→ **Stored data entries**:
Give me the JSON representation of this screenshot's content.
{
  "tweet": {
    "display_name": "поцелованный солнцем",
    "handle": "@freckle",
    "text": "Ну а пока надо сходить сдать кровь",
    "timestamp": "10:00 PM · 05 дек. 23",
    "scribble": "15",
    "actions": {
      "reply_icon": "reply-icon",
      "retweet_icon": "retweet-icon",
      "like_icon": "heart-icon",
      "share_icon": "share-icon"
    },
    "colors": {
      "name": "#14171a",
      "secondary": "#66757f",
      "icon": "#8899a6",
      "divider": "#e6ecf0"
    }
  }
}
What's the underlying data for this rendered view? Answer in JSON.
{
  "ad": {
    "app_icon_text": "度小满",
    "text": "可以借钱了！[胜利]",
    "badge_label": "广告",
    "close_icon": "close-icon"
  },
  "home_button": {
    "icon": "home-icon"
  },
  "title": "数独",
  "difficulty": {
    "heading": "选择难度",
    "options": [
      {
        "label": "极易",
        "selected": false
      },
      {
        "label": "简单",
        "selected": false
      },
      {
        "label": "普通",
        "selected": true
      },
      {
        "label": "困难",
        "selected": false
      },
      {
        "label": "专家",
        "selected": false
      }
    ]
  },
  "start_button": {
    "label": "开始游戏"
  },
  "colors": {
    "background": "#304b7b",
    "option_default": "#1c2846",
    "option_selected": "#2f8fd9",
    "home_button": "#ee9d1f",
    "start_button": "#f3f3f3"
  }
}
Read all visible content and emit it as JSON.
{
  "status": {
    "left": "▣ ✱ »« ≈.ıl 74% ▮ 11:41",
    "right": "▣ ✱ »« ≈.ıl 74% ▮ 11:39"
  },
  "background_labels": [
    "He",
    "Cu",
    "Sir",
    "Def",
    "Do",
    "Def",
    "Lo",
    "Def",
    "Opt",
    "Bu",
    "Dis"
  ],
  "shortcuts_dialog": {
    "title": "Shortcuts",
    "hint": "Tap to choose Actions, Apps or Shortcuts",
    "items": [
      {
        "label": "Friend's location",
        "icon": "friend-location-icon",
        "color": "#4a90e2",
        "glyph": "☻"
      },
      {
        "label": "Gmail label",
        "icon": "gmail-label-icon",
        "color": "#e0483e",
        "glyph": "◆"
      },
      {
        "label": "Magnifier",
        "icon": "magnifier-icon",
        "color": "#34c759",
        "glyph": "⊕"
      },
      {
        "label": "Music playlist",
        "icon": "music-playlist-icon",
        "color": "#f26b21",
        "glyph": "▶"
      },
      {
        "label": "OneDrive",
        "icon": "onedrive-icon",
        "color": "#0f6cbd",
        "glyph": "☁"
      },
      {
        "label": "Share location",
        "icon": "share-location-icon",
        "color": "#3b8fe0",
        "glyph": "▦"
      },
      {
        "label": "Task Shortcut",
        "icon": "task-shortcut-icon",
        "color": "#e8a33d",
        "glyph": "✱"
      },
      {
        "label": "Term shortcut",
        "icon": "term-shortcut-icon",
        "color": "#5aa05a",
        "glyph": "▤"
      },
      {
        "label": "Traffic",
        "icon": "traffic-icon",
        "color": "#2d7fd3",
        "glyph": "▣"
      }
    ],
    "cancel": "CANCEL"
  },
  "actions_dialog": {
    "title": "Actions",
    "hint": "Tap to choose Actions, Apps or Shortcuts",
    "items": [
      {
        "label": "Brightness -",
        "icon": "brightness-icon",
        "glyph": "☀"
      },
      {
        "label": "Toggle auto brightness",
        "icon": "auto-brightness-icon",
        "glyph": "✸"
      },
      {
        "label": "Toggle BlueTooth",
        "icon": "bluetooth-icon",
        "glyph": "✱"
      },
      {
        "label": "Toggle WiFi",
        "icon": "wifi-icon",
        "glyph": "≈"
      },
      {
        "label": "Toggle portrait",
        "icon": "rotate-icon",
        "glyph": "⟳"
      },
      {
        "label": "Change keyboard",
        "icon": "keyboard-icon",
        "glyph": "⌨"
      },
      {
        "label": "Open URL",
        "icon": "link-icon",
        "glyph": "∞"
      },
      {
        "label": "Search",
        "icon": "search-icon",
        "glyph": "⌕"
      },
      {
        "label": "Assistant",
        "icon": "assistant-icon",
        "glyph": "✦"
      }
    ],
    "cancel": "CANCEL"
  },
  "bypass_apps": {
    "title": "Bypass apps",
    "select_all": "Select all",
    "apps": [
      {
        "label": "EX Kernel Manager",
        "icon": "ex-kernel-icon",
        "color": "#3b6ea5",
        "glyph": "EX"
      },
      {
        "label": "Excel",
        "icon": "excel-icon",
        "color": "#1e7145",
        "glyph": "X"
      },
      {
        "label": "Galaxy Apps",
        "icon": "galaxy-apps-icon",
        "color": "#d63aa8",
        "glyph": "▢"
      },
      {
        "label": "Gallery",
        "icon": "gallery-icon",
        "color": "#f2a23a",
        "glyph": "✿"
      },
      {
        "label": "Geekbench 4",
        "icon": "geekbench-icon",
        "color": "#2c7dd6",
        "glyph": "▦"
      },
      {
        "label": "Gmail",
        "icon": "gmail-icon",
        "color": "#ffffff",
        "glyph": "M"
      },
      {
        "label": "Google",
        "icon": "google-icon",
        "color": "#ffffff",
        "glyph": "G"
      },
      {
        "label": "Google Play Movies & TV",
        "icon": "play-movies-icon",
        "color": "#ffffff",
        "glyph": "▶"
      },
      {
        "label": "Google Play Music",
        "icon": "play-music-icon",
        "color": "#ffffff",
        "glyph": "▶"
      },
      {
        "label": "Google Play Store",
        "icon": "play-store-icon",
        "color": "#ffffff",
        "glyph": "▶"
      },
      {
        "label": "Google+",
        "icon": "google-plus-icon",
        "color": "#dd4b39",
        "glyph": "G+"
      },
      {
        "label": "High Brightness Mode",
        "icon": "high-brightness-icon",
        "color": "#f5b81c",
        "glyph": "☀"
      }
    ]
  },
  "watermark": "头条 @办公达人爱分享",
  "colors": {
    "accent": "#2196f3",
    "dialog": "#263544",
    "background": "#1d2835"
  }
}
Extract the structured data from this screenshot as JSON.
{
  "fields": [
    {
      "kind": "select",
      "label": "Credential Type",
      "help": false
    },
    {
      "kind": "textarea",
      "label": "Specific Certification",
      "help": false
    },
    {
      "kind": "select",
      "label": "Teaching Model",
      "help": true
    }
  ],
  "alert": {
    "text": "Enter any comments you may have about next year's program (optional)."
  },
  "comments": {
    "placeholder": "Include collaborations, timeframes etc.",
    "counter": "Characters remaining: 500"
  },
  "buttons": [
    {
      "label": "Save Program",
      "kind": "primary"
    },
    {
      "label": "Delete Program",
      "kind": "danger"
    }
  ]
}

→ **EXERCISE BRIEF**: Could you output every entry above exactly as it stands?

→ **EXPECTED OUTPUT**:
Give me the JSON representation of this screenshot's content.
{
  "tweet": {
    "display_name": "поцелованный солнцем",
    "handle": "@freckle",
    "text": "Ну а пока надо сходить сдать кровь",
    "timestamp": "10:00 PM · 05 дек. 23",
    "scribble": "15",
    "actions": {
      "reply_icon": "reply-icon",
      "retweet_icon": "retweet-icon",
      "like_icon": "heart-icon",
      "share_icon": "share-icon"
    },
    "colors": {
      "name": "#14171a",
      "secondary": "#66757f",
      "icon": "#8899a6",
      "divider": "#e6ecf0"
    }
  }
}
What's the underlying data for this rendered view? Answer in JSON.
{
  "ad": {
    "app_icon_text": "度小满",
    "text": "可以借钱了！[胜利]",
    "badge_label": "广告",
    "close_icon": "close-icon"
  },
  "home_button": {
    "icon": "home-icon"
  },
  "title": "数独",
  "difficulty": {
    "heading": "选择难度",
    "options": [
      {
        "label": "极易",
        "selected": false
      },
      {
        "label": "简单",
        "selected": false
      },
      {
        "label": "普通",
        "selected": true
      },
      {
        "label": "困难",
        "selected": false
      },
      {
        "label": "专家",
        "selected": false
      }
    ]
  },
  "start_button": {
    "label": "开始游戏"
  },
  "colors": {
    "background": "#304b7b",
    "option_default": "#1c2846",
    "option_selected": "#2f8fd9",
    "home_button": "#ee9d1f",
    "start_button": "#f3f3f3"
  }
}
Read all visible content and emit it as JSON.
{
  "status": {
    "left": "▣ ✱ »« ≈.ıl 74% ▮ 11:41",
    "right": "▣ ✱ »« ≈.ıl 74% ▮ 11:39"
  },
  "background_labels": [
    "He",
    "Cu",
    "Sir",
    "Def",
    "Do",
    "Def",
    "Lo",
    "Def",
    "Opt",
    "Bu",
    "Dis"
  ],
  "shortcuts_dialog": {
    "title": "Shortcuts",
    "hint": "Tap to choose Actions, Apps or Shortcuts",
    "items": [
      {
        "label": "Friend's location",
        "icon": "friend-location-icon",
        "color": "#4a90e2",
        "glyph": "☻"
      },
      {
        "label": "Gmail label",
        "icon": "gmail-label-icon",
        "color": "#e0483e",
        "glyph": "◆"
      },
      {
        "label": "Magnifier",
        "icon": "magnifier-icon",
        "color": "#34c759",
        "glyph": "⊕"
      },
      {
        "label": "Music playlist",
        "icon": "music-playlist-icon",
        "color": "#f26b21",
        "glyph": "▶"
      },
      {
        "label": "OneDrive",
        "icon": "onedrive-icon",
        "color": "#0f6cbd",
        "glyph": "☁"
      },
      {
        "label": "Share location",
        "icon": "share-location-icon",
        "color": "#3b8fe0",
        "glyph": "▦"
      },
      {
        "label": "Task Shortcut",
        "icon": "task-shortcut-icon",
        "color": "#e8a33d",
        "glyph": "✱"
      },
      {
        "label": "Term shortcut",
        "icon": "term-shortcut-icon",
        "color": "#5aa05a",
        "glyph": "▤"
      },
      {
        "label": "Traffic",
        "icon": "traffic-icon",
        "color": "#2d7fd3",
        "glyph": "▣"
      }
    ],
    "cancel": "CANCEL"
  },
  "actions_dialog": {
    "title": "Actions",
    "hint": "Tap to choose Actions, Apps or Shortcuts",
    "items": [
      {
        "label": "Brightness -",
        "icon": "brightness-icon",
        "glyph": "☀"
      },
      {
        "label": "Toggle auto brightness",
        "icon": "auto-brightness-icon",
        "glyph": "✸"
      },
      {
        "label": "Toggle BlueTooth",
        "icon": "bluetooth-icon",
        "glyph": "✱"
      },
      {
        "label": "Toggle WiFi",
        "icon": "wifi-icon",
        "glyph": "≈"
      },
      {
        "label": "Toggle portrait",
        "icon": "rotate-icon",
        "glyph": "⟳"
      },
      {
        "label": "Change keyboard",
        "icon": "keyboard-icon",
        "glyph": "⌨"
      },
      {
        "label": "Open URL",
        "icon": "link-icon",
        "glyph": "∞"
      },
      {
        "label": "Search",
        "icon": "search-icon",
        "glyph": "⌕"
      },
      {
        "label": "Assistant",
        "icon": "assistant-icon",
        "glyph": "✦"
      }
    ],
    "cancel": "CANCEL"
  },
  "bypass_apps": {
    "title": "Bypass apps",
    "select_all": "Select all",
    "apps": [
      {
        "label": "EX Kernel Manager",
        "icon": "ex-kernel-icon",
        "color": "#3b6ea5",
        "glyph": "EX"
      },
      {
        "label": "Excel",
        "icon": "excel-icon",
        "color": "#1e7145",
        "glyph": "X"
      },
      {
        "label": "Galaxy Apps",
        "icon": "galaxy-apps-icon",
        "color": "#d63aa8",
        "glyph": "▢"
      },
      {
        "label": "Gallery",
        "icon": "gallery-icon",
        "color": "#f2a23a",
        "glyph": "✿"
      },
      {
        "label": "Geekbench 4",
        "icon": "geekbench-icon",
        "color": "#2c7dd6",
        "glyph": "▦"
      },
      {
        "label": "Gmail",
        "icon": "gmail-icon",
        "color": "#ffffff",
        "glyph": "M"
      },
      {
        "label": "Google",
        "icon": "google-icon",
        "color": "#ffffff",
        "glyph": "G"
      },
      {
        "label": "Google Play Movies & TV",
        "icon": "play-movies-icon",
        "color": "#ffffff",
        "glyph": "▶"
      },
      {
        "label": "Google Play Music",
        "icon": "play-music-icon",
        "color": "#ffffff",
        "glyph": "▶"
      },
      {
        "label": "Google Play Store",
        "icon": "play-store-icon",
        "color": "#ffffff",
        "glyph": "▶"
      },
      {
        "label": "Google+",
        "icon": "google-plus-icon",
        "color": "#dd4b39",
        "glyph": "G+"
      },
      {
        "label": "High Brightness Mode",
        "icon": "high-brightness-icon",
        "color": "#f5b81c",
        "glyph": "☀"
      }
    ]
  },
  "watermark": "头条 @办公达人爱分享",
  "colors": {
    "accent": "#2196f3",
    "dialog": "#263544",
    "background": "#1d2835"
  }
}
Extract the structured data from this screenshot as JSON.
{
  "fields": [
    {
      "kind": "select",
      "label": "Credential Type",
      "help": false
    },
    {
      "kind": "textarea",
      "label": "Specific Certification",
      "help": false
    },
    {
      "kind": "select",
      "label": "Teaching Model",
      "help": true
    }
  ],
  "alert": {
    "text": "Enter any comments you may have about next year's program (optional)."
  },
  "comments": {
    "placeholder": "Include collaborations, timeframes etc.",
    "counter": "Characters remaining: 500"
  },
  "buttons": [
    {
      "label": "Save Program",
      "kind": "primary"
    },
    {
      "label": "Delete Program",
      "kind": "danger"
    }
  ]
}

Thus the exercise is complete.